The federal income tax deduction for the business use of a home has a good dollars-and-cents upside for those who qualify. Some detailed questions have to be answered correctly to get to that point, however. Not surprisingly the IRS publication on the subject makes use of a complex flowchart filled with “yes or no” questions to guide taxpayers to a determination of their eligibility for the deduction.
Qualifying for the Deduction
To pass the threshold for use of the home business deduction, a taxpayer must satisfy the following two basic sets of requirements: the first set concerns the nature of the business activities, while the second relates more to the place itself.
First, the use of the business part of the home must be exclusive (with exceptions to be discussed), regular, and for the business. Second, the business part of the home must be one of the following: the principal place of business—the place where the taxpayer meets or deals with patients, clients, or customers in the normal course of business—or a separate, detached structure used for the business.
The exclusive use factor means that the area is only for business, not for a mixture of business and personal uses. However, the exclusive use requirement does not have to be met when a part of the home is used for the storage of inventory or product samples or for a day-care facility. Be aware that not every activity that makes money for the taxpayer constitutes the use of the home for a trade or business: If you use a computer in your den for day-trading stocks or online gambling, do not count on taking the deduction.
As for what constitutes a “regular” use for business, that essentially means business conducted on a continuing basis, not occasionally. Even if a taxpayer has a place in the home used exclusively for business, the deduction is not available if the business activity is only sporadic.
As for the requirements relating to the place itself, the area in the home used for business is a “principal place of business” if it is used exclusively and regularly for the administrative or management activities of the business and there is no other fixed location where substantial activities of that kind are carried out. If some business is transacted at more than one location, determining whether the home location is the principal place of business requires consideration of the relative importance of the activities at each location.
If that does not provide an answer, the time spent at each site should be considered. Remember that the deduction is available if either the home is the place for meeting with patients, clients, or customers, or a separate structure on the premises is dedicated for business.
If the taxpayer is an employee using part of his or her home for business, the deduction is available if all the requirements described above are met, plus additional tests. The business use must be for the convenience of the employer (not just appropriate or helpful). If the taxpayer rents part of his or her home to his or her employer and uses the rented part in performing services for the employer as an employee, the deduction for the business use of the home is limited.
Mortgage interest, qualified mortgage insurance premiums, real estate taxes, and personal casualty losses for the rented part are deductable, subject to any limitations.
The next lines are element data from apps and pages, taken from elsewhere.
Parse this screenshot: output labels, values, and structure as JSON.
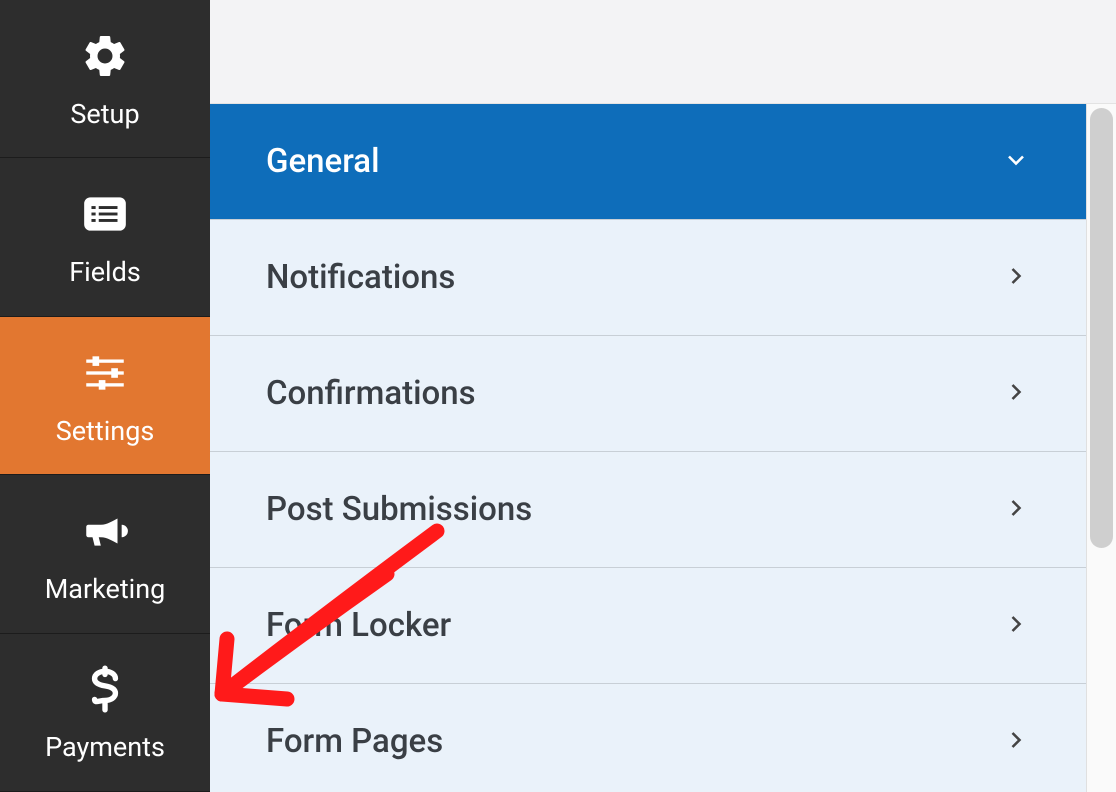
{
  "sidebar": {
    "items": [
      {
        "label": "Setup",
        "icon": "gear"
      },
      {
        "label": "Fields",
        "icon": "list"
      },
      {
        "label": "Settings",
        "icon": "sliders",
        "active": true
      },
      {
        "label": "Marketing",
        "icon": "bullhorn"
      },
      {
        "label": "Payments",
        "icon": "dollar"
      }
    ]
  },
  "settings_panel": {
    "items": [
      {
        "label": "General",
        "expanded": true
      },
      {
        "label": "Notifications",
        "expanded": false
      },
      {
        "label": "Confirmations",
        "expanded": false
      },
      {
        "label": "Post Submissions",
        "expanded": false
      },
      {
        "label": "Form Locker",
        "expanded": false
      },
      {
        "label": "Form Pages",
        "expanded": false
      }
    ]
  }
}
However, the taxpayer cannot deduct otherwise allowable trade or business expenses, business casualty loses, or depreciation related to the use of the home in performing services for the employer.
What is deductible?
Deductible expenses for a business use of the home include items such as the business portion of real estate taxes, deductible mortgage interest, rent, casualty losses, utilities, insurance, depreciation, painting, and repairs. This is not likely to be an all-or-nothing proposition, though. Generally, an expense is fully deductible if it is direct, that is, incurred only for the business part of the home.
An indirect expense, incurred for running the home as a whole, is deductible based on the percentage of the home used for the business. Any reasonable method for determining that percentage is acceptable, such as dividing the square feet or dividing the number of rooms devoted to the business by the total number of rooms. If an expense is unrelated to the business part of the home, it is not deductible at all.
If the taxpayer’s gross income from the business use of the home is lower than the total business expense, the deduction for certain expenses will be limited. But those expenses that cannot be deducted because of such a limitation can be carried forward for the next year’s home business expenses.
A new development in 2013 was the IRS offering of a simplified option for figuring deductions for the business use of a home. Instead of involving the sometimes complex calculations generally required for taking the deduction, the new “safe harbor” method, starting with the 2013 return, makes the calculation easier. It caps the deduction at $1,500 per year, based on $5 per square foot for up to 300 square feet of space. Bear in mind, that the basic requirements for claiming the deduction still apply even if the safe harbor method is used. All in all, it would be prudent to consult your tax adviser as to whether the “old” or the “new” method of calculating the deduction is better in your particular circumstances.
Actual resolution of legal issues depends upon many factors, including variations of facts and state laws. This post is not intended to provide legal advice on specific subjects, but rather to provide insight into legal developments and issues. The reader should always consult with legal counsel before taking action on matters covered by this post.